__Aim of the exercise__: Every line of the records below that holds the word "glyph" belongs in the answer.

(Records from a dataset)

- Opening Delimiter -

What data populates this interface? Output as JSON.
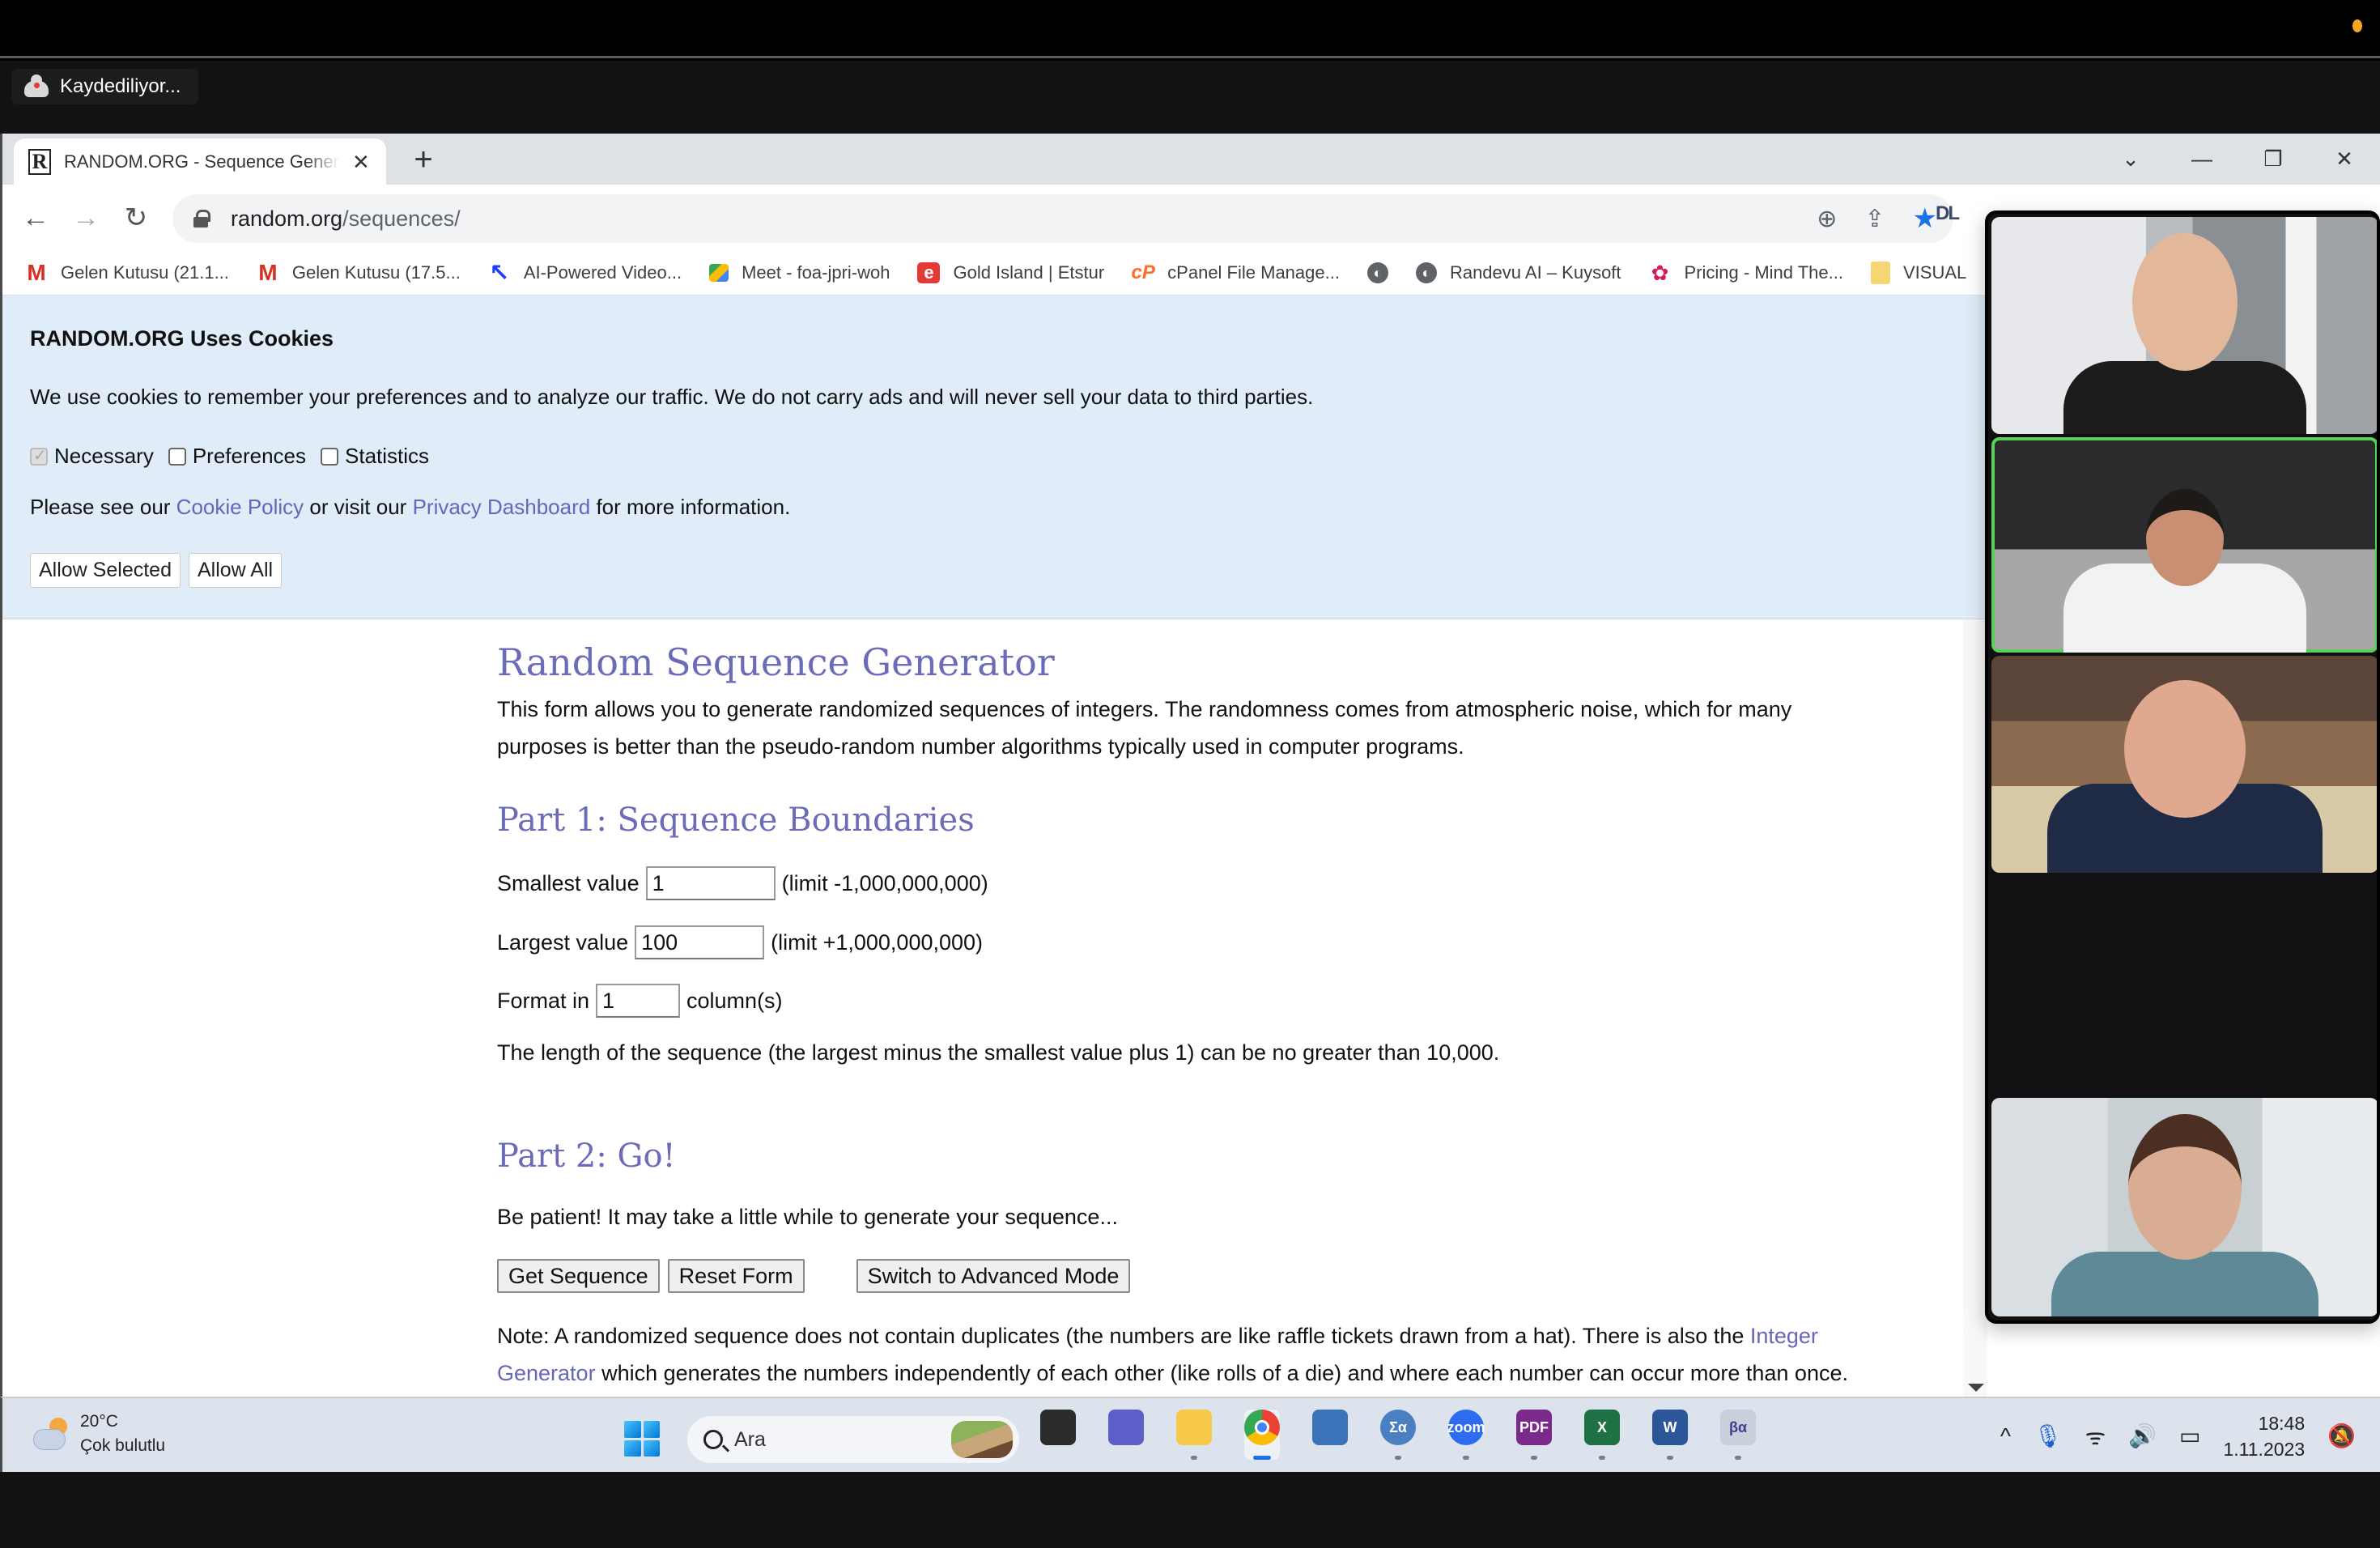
{
  "recording": {
    "label": "Kaydediliyor..."
  },
  "browser": {
    "tab": {
      "title": "RANDOM.ORG - Sequence Generator",
      "favicon": "R"
    },
    "new_tab_label": "+",
    "window_controls": {
      "dropdown": "⌄",
      "minimize": "—",
      "restore": "❐",
      "close": "✕"
    },
    "nav": {
      "back": "←",
      "forward": "→",
      "reload": "↻"
    },
    "url": {
      "host": "random.org",
      "path": "/sequences/"
    },
    "omnibox_icons": {
      "zoom": "⊕",
      "share": "⇪",
      "bookmark": "★"
    },
    "extension_label": "DL",
    "bookmarks": [
      {
        "label": "Gelen Kutusu (21.1...",
        "icon": "gmail-icon",
        "glyph": "M"
      },
      {
        "label": "Gelen Kutusu (17.5...",
        "icon": "gmail-icon",
        "glyph": "M"
      },
      {
        "label": "AI-Powered Video...",
        "icon": "ai-video-icon",
        "glyph": "↖"
      },
      {
        "label": "Meet - foa-jpri-woh",
        "icon": "google-meet-icon",
        "glyph": ""
      },
      {
        "label": "Gold Island | Etstur",
        "icon": "etstur-icon",
        "glyph": "e"
      },
      {
        "label": "cPanel File Manage...",
        "icon": "cpanel-icon",
        "glyph": "cP"
      },
      {
        "label": "",
        "icon": "globe-icon",
        "glyph": "◐"
      },
      {
        "label": "Randevu AI – Kuysoft",
        "icon": "globe-icon",
        "glyph": "◐"
      },
      {
        "label": "Pricing - Mind The...",
        "icon": "brain-icon",
        "glyph": "✿"
      },
      {
        "label": "VISUAL",
        "icon": "folder-icon",
        "glyph": ""
      }
    ]
  },
  "cookie_banner": {
    "title": "RANDOM.ORG Uses Cookies",
    "text": "We use cookies to remember your preferences and to analyze our traffic. We do not carry ads and will never sell your data to third parties.",
    "options": [
      {
        "label": "Necessary",
        "checked": true,
        "disabled": true
      },
      {
        "label": "Preferences",
        "checked": false,
        "disabled": false
      },
      {
        "label": "Statistics",
        "checked": false,
        "disabled": false
      }
    ],
    "info_prefix": "Please see our ",
    "cookie_policy_link": "Cookie Policy",
    "info_middle": " or visit our ",
    "privacy_link": "Privacy Dashboard",
    "info_suffix": " for more information.",
    "allow_selected": "Allow Selected",
    "allow_all": "Allow All"
  },
  "page": {
    "title": "Random Sequence Generator",
    "intro": "This form allows you to generate randomized sequences of integers. The randomness comes from atmospheric noise, which for many purposes is better than the pseudo-random number algorithms typically used in computer programs.",
    "part1_heading": "Part 1: Sequence Boundaries",
    "smallest_label": "Smallest value",
    "smallest_value": "1",
    "smallest_limit": "(limit -1,000,000,000)",
    "largest_label": "Largest value",
    "largest_value": "100",
    "largest_limit": "(limit +1,000,000,000)",
    "format_label": "Format in",
    "format_value": "1",
    "format_suffix": "column(s)",
    "length_note": "The length of the sequence (the largest minus the smallest value plus 1) can be no greater than 10,000.",
    "part2_heading": "Part 2: Go!",
    "patience": "Be patient! It may take a little while to generate your sequence...",
    "get_sequence": "Get Sequence",
    "reset_form": "Reset Form",
    "advanced_mode": "Switch to Advanced Mode",
    "note_prefix": "Note: A randomized sequence does not contain duplicates (the numbers are like raffle tickets drawn from a hat). There is also the ",
    "note_link": "Integer Generator",
    "note_suffix": " which generates the numbers independently of each other (like rolls of a die) and where each number can occur more than once."
  },
  "video_gallery": {
    "tiles": [
      {
        "id": "participant-1",
        "active_speaker": false
      },
      {
        "id": "participant-2",
        "active_speaker": true
      },
      {
        "id": "participant-3",
        "active_speaker": false
      },
      {
        "id": "empty",
        "active_speaker": false
      },
      {
        "id": "participant-4",
        "active_speaker": false
      }
    ],
    "active_color": "#5ad05a"
  },
  "taskbar": {
    "weather": {
      "temp": "20°C",
      "condition": "Çok bulutlu"
    },
    "search_placeholder": "Ara",
    "apps": [
      {
        "name": "task-view",
        "label": "",
        "color": "#2b2b2b",
        "running": false,
        "active": false
      },
      {
        "name": "teams-chat",
        "label": "",
        "color": "#5b5fc7",
        "running": false,
        "active": false
      },
      {
        "name": "file-explorer",
        "label": "",
        "color": "#f7c948",
        "running": true,
        "active": false
      },
      {
        "name": "chrome",
        "label": "",
        "color": "#4285f4",
        "running": true,
        "active": true
      },
      {
        "name": "app-dark",
        "label": "",
        "color": "#3c73b8",
        "running": false,
        "active": false
      },
      {
        "name": "sigma-app",
        "label": "Σα",
        "color": "#4a7fc1",
        "running": true,
        "active": false
      },
      {
        "name": "zoom",
        "label": "zoom",
        "color": "#2d6cf0",
        "running": true,
        "active": false
      },
      {
        "name": "foxit-pdf",
        "label": "PDF",
        "color": "#7b2a8c",
        "running": true,
        "active": false
      },
      {
        "name": "excel",
        "label": "X",
        "color": "#1e7145",
        "running": true,
        "active": false
      },
      {
        "name": "word",
        "label": "W",
        "color": "#2b579a",
        "running": true,
        "active": false
      },
      {
        "name": "beta-alpha-app",
        "label": "βα",
        "color": "#c9d0dc",
        "running": true,
        "active": false
      }
    ],
    "tray": {
      "chevron": "^",
      "mic": "🎙",
      "wifi": "ᯤ",
      "volume": "🔊",
      "battery": "▭"
    },
    "time": "18:48",
    "date": "1.11.2023",
    "notifications": "🔕"
  },
  "colors": {
    "heading": "#6b6bb8",
    "link": "#6666bb",
    "cookie_bg": "#e0ecf7",
    "bookmark_star": "#1a73e8"
  }
}
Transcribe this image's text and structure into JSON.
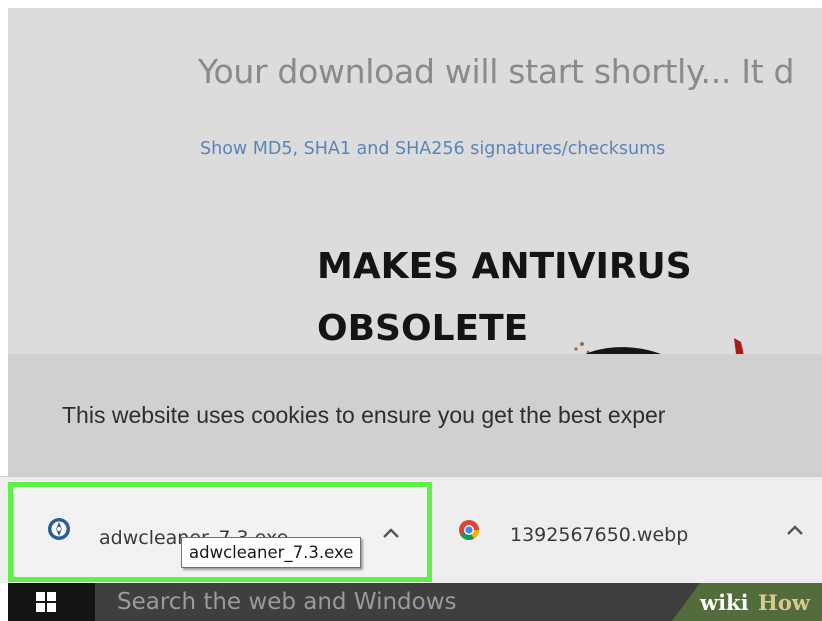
{
  "page": {
    "download_message": "Your download will start shortly... It d",
    "checksums_link": "Show MD5, SHA1 and SHA256 signatures/checksums",
    "ad": {
      "line1": "MAKES ANTIVIRUS",
      "line2": "OBSOLETE"
    }
  },
  "cookie_banner": {
    "text": "This website uses cookies to ensure you get the best exper"
  },
  "download_shelf": {
    "items": [
      {
        "filename": "adwcleaner_7.3.exe",
        "icon": "adwcleaner-icon",
        "highlighted": true,
        "highlight_color": "#5ef046"
      },
      {
        "filename": "1392567650.webp",
        "icon": "chrome-icon",
        "highlighted": false
      }
    ],
    "tooltip": "adwcleaner_7.3.exe"
  },
  "taskbar": {
    "search_placeholder": "Search the web and Windows"
  },
  "watermark": {
    "wiki": "wiki",
    "how": "How"
  },
  "colors": {
    "page_background": "#dcdcdc",
    "link": "#5b84b9",
    "taskbar": "#1d1d1d",
    "search_box": "#3f3f3f"
  }
}
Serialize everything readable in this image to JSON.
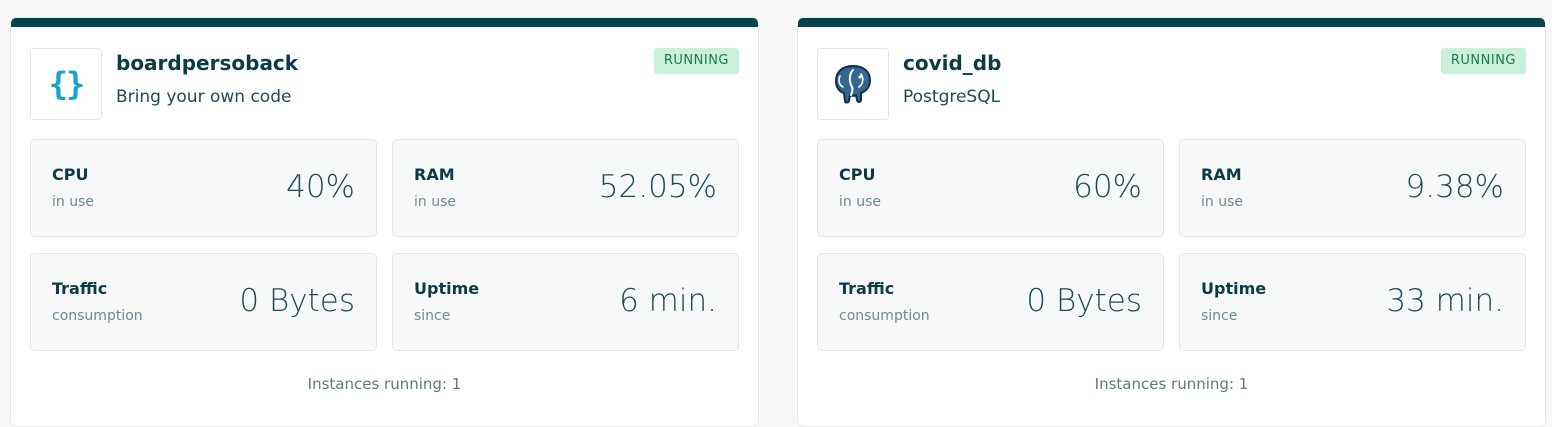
{
  "cards": [
    {
      "name": "boardpersoback",
      "subtitle": "Bring your own code",
      "icon": "code-braces-icon",
      "logo_text": "{}",
      "status": "RUNNING",
      "cpu": {
        "label": "CPU",
        "sub": "in use",
        "value": "40%"
      },
      "ram": {
        "label": "RAM",
        "sub": "in use",
        "value": "52.05%"
      },
      "traffic": {
        "label": "Traffic",
        "sub": "consumption",
        "value": "0 Bytes"
      },
      "uptime": {
        "label": "Uptime",
        "sub": "since",
        "value": "6 min."
      },
      "instances": "Instances running: 1"
    },
    {
      "name": "covid_db",
      "subtitle": "PostgreSQL",
      "icon": "postgresql-elephant-icon",
      "status": "RUNNING",
      "cpu": {
        "label": "CPU",
        "sub": "in use",
        "value": "60%"
      },
      "ram": {
        "label": "RAM",
        "sub": "in use",
        "value": "9.38%"
      },
      "traffic": {
        "label": "Traffic",
        "sub": "consumption",
        "value": "0 Bytes"
      },
      "uptime": {
        "label": "Uptime",
        "sub": "since",
        "value": "33 min."
      },
      "instances": "Instances running: 1"
    }
  ],
  "colors": {
    "header_bar": "#05434f",
    "badge_bg": "#c8f0da",
    "badge_text": "#1f7a4c",
    "brace_icon": "#1aa3c8"
  }
}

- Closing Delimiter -

__The completed task__:
        "glyph": "M"
        "glyph": "M"
        "glyph": "↖"
        "glyph": ""
        "glyph": "e"
        "glyph": "cP"
        "glyph": "◐"
        "glyph": "◐"
        "glyph": "✿"
        "glyph": ""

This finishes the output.